Uganda’s Reduction in HIV Prevalence Rate Could Lead to ‘False Sense of Security’

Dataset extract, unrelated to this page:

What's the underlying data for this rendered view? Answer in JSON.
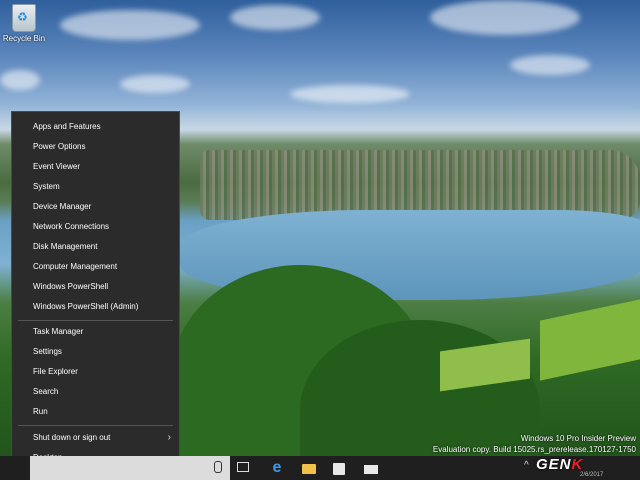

Although Uganda has been "hailed for several years as an AIDS success story," some HIV/AIDS advocates are concerned that the country's drop in HIV prevalence rate could lead to a "false sense of security," the Financial Times reports. The validity of the statistics, based on blood samples from prenatal clinics, "is open for debate," according to the Times. However, the statistics indicate that the HIV prevalence rate for pregnant women has "level[ed] off" at 6.5% -- down from about 30% in 1992 -- and UNAIDS estimates that 5% of the general adult population is HIV-positive, according to the Times. In addition, rates among high-risk groups, including truck drivers and sex workers, have fallen from 35% to between 12% and 15%. Although there has not been "one clear-cut explanation" for the country's reduced HIV prevalence rates, one "widely recognized" factor has been the government's involvement in addressing the epidemic (White, Financial Times, 4/15). Since 1986, Uganda has used the "ABC" HIV/AIDS prevention model; ABC stands for "Abstinence, Be faithful, or use Condoms." In addition, Ugandan President Yoweri Museveni has played a role in promoting the program (Kaiser Daily HIV/AIDS Report, 3/13). Museveni has been credited with "br[eaking] the silence surrounding the disease," the Times reports. In addition, "pioneering" nongovernmental projects have made a significant impact, according to the Times. Christine Oryema-Lalobo, Uganda program manager for Hope for African Children Initiative, said, "It all boils down to a question of openness. We've moved a long way, from almost zero openness to some kind of openness." But some observers are concerned that Uganda's lower prevalence rates may have "induced a false sense of comfort and [the belief] that sexual behavior could revert to what it was before the outbreak of the disease." Although the country has served as the "only example so far of a demonstrable reduction in HIV prevalence," further progress in the fight against the disease is "expected to be more difficult," especially in southern Uganda and in lakeside fishing villages, which are on a primary transport route, according to the Times. In addition, an HIV resurgence "cannot be ruled out," especially in displaced worker camps in the northern part of the country, the Times reports. A senior AIDS worker said that the camps have "[n]o hope, no entertainment, no services, no condoms," which could be considered a "recipe for a future epidemic" (Financial Times, 4/15).This is part of the Morning Briefing, a summary of health policy coverage from major news organizations. Sign up for an email subscription.